Work instruction = What you give back must match the data exactly, minus the pictures.

Extracted entries =
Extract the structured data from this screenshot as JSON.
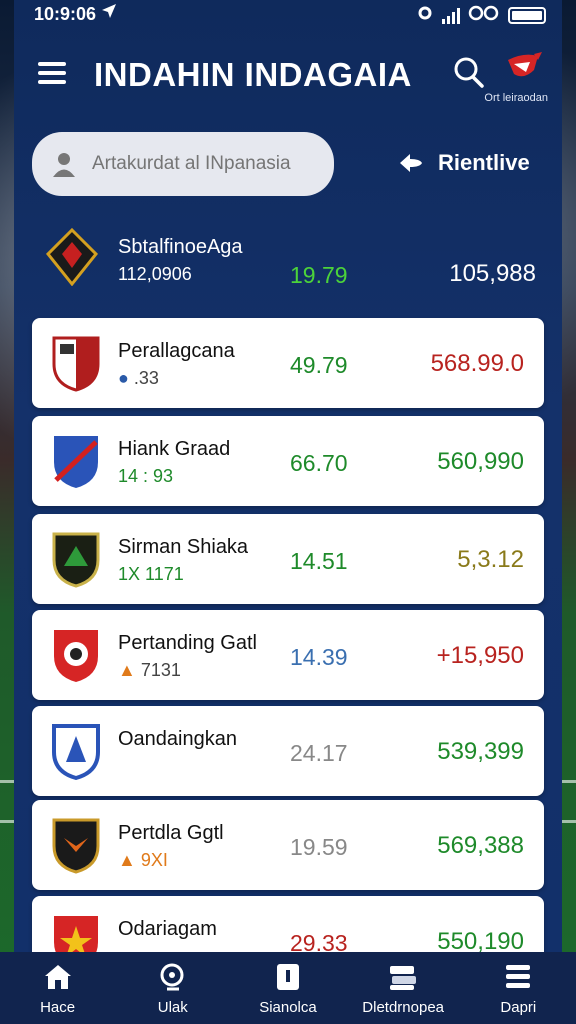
{
  "status_bar": {
    "time": "10:9:06"
  },
  "header": {
    "title": "INDAHIN INDAGAIA",
    "logo_caption": "Ort leiraodan"
  },
  "search": {
    "placeholder": "Artakurdat al INpanasia"
  },
  "refresh_label": "Rientlive",
  "featured": {
    "name": "SbtalfinoeAga",
    "sub": "112,0906",
    "value1": "19.79",
    "value2": "105,988",
    "value1_color": "#4cd33a"
  },
  "rows": [
    {
      "name": "Perallagcana",
      "sub": ".33",
      "value1": "49.79",
      "value2": "568.99.0",
      "v1_color": "#1e8a2a",
      "v2_color": "#b8231f"
    },
    {
      "name": "Hiank Graad",
      "sub": "14 : 93",
      "value1": "66.70",
      "value2": "560,990",
      "v1_color": "#1e8a2a",
      "v2_color": "#1e8a2a"
    },
    {
      "name": "Sirman Shiaka",
      "sub": "1X 1171",
      "value1": "14.51",
      "value2": "5,3.12",
      "v1_color": "#1e8a2a",
      "v2_color": "#8a7a1a"
    },
    {
      "name": "Pertanding Gatl",
      "sub": "7131",
      "value1": "14.39",
      "value2": "+15,950",
      "v1_color": "#3a6fb0",
      "v2_color": "#b8231f"
    },
    {
      "name": "Oandaingkan",
      "sub": "",
      "value1": "24.17",
      "value2": "539,399",
      "v1_color": "#888888",
      "v2_color": "#1e8a2a"
    },
    {
      "name": "Pertdla Ggtl",
      "sub": "9XI",
      "value1": "19.59",
      "value2": "569,388",
      "v1_color": "#888888",
      "v2_color": "#1e8a2a"
    },
    {
      "name": "Odariagam",
      "sub": "",
      "value1": "29.33",
      "value2": "550,190",
      "v1_color": "#b8231f",
      "v2_color": "#1e8a2a"
    }
  ],
  "nav": [
    {
      "label": "Hace",
      "icon": "home-icon"
    },
    {
      "label": "Ulak",
      "icon": "search-icon"
    },
    {
      "label": "Sianolca",
      "icon": "info-icon"
    },
    {
      "label": "Dletdrnopea",
      "icon": "stack-icon"
    },
    {
      "label": "Dapri",
      "icon": "menu-icon"
    }
  ]
}
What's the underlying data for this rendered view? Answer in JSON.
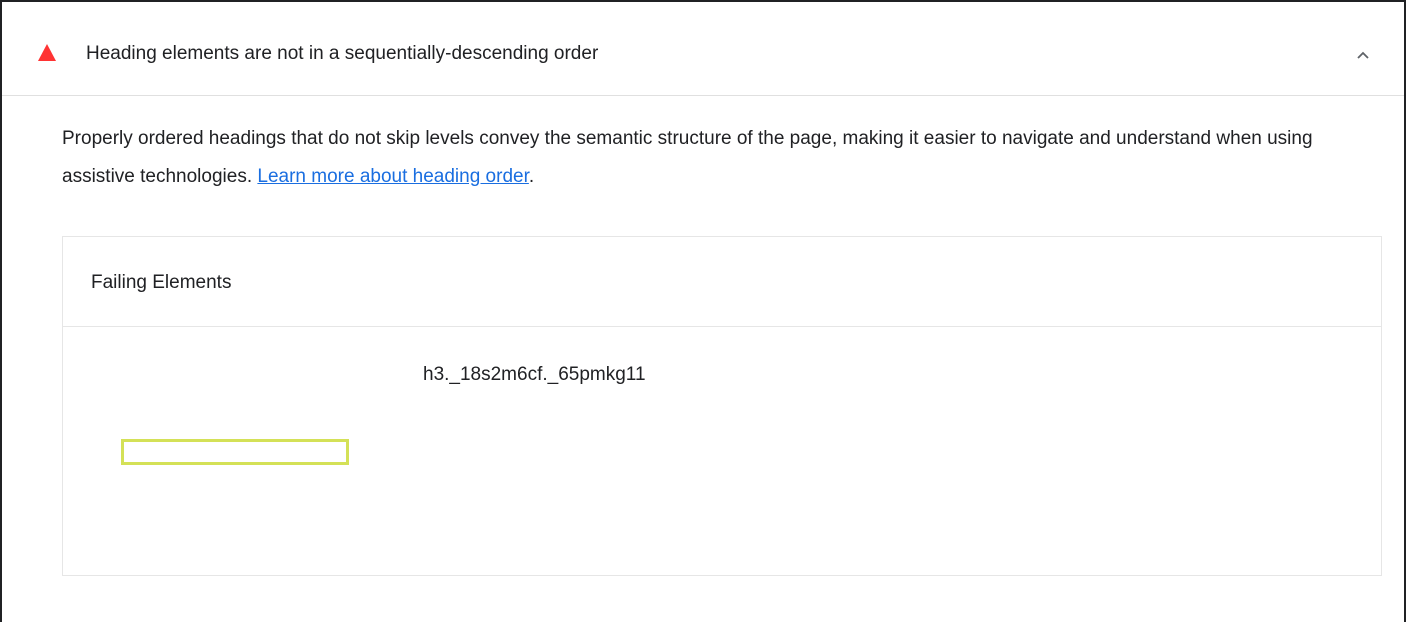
{
  "audit": {
    "title": "Heading elements are not in a sequentially-descending order",
    "status_icon": "fail-triangle-icon",
    "status_color": "#ff3333",
    "expand_icon": "chevron-up-icon",
    "description_text": "Properly ordered headings that do not skip levels convey the semantic structure of the page, making it easier to navigate and understand when using assistive technologies. ",
    "learn_more_label": "Learn more about heading order",
    "description_end": "."
  },
  "details": {
    "header": "Failing Elements",
    "items": [
      {
        "selector": "h3._18s2m6cf._65pmkg11",
        "highlight_color": "#d4e157"
      }
    ]
  }
}
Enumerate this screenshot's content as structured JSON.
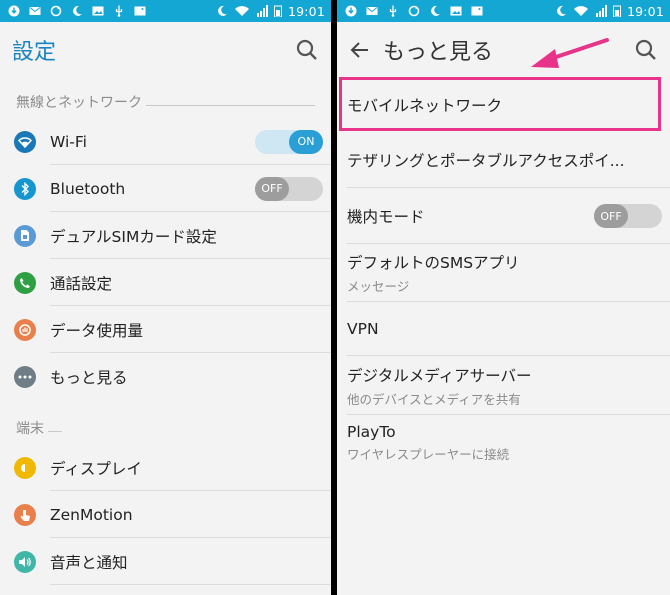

Problem solution =
Extract the structured data from this screenshot as JSON.
{
  "status_bar": {
    "time": "10:9:06"
  },
  "header": {
    "title": "INDAHIN INDAGAIA",
    "logo_caption": "Ort leiraodan"
  },
  "search": {
    "placeholder": "Artakurdat al INpanasia"
  },
  "refresh_label": "Rientlive",
  "featured": {
    "name": "SbtalfinoeAga",
    "sub": "112,0906",
    "value1": "19.79",
    "value2": "105,988",
    "value1_color": "#4cd33a"
  },
  "rows": [
    {
      "name": "Perallagcana",
      "sub": ".33",
      "value1": "49.79",
      "value2": "568.99.0",
      "v1_color": "#1e8a2a",
      "v2_color": "#b8231f"
    },
    {
      "name": "Hiank Graad",
      "sub": "14 : 93",
      "value1": "66.70",
      "value2": "560,990",
      "v1_color": "#1e8a2a",
      "v2_color": "#1e8a2a"
    },
    {
      "name": "Sirman Shiaka",
      "sub": "1X 1171",
      "value1": "14.51",
      "value2": "5,3.12",
      "v1_color": "#1e8a2a",
      "v2_color": "#8a7a1a"
    },
    {
      "name": "Pertanding Gatl",
      "sub": "7131",
      "value1": "14.39",
      "value2": "+15,950",
      "v1_color": "#3a6fb0",
      "v2_color": "#b8231f"
    },
    {
      "name": "Oandaingkan",
      "sub": "",
      "value1": "24.17",
      "value2": "539,399",
      "v1_color": "#888888",
      "v2_color": "#1e8a2a"
    },
    {
      "name": "Pertdla Ggtl",
      "sub": "9XI",
      "value1": "19.59",
      "value2": "569,388",
      "v1_color": "#888888",
      "v2_color": "#1e8a2a"
    },
    {
      "name": "Odariagam",
      "sub": "",
      "value1": "29.33",
      "value2": "550,190",
      "v1_color": "#b8231f",
      "v2_color": "#1e8a2a"
    }
  ],
  "nav": [
    {
      "label": "Hace",
      "icon": "home-icon"
    },
    {
      "label": "Ulak",
      "icon": "search-icon"
    },
    {
      "label": "Sianolca",
      "icon": "info-icon"
    },
    {
      "label": "Dletdrnopea",
      "icon": "stack-icon"
    },
    {
      "label": "Dapri",
      "icon": "menu-icon"
    }
  ]
}
What's the underlying data for this rendered view? Answer in JSON.
{
  "audit": {
    "title": "Heading elements are not in a sequentially-descending order",
    "status_icon": "fail-triangle-icon",
    "status_color": "#ff3333",
    "expand_icon": "chevron-up-icon",
    "description_text": "Properly ordered headings that do not skip levels convey the semantic structure of the page, making it easier to navigate and understand when using assistive technologies. ",
    "learn_more_label": "Learn more about heading order",
    "description_end": "."
  },
  "details": {
    "header": "Failing Elements",
    "items": [
      {
        "selector": "h3._18s2m6cf._65pmkg11",
        "highlight_color": "#d4e157"
      }
    ]
  }
}
Enumerate this screenshot's content as structured JSON.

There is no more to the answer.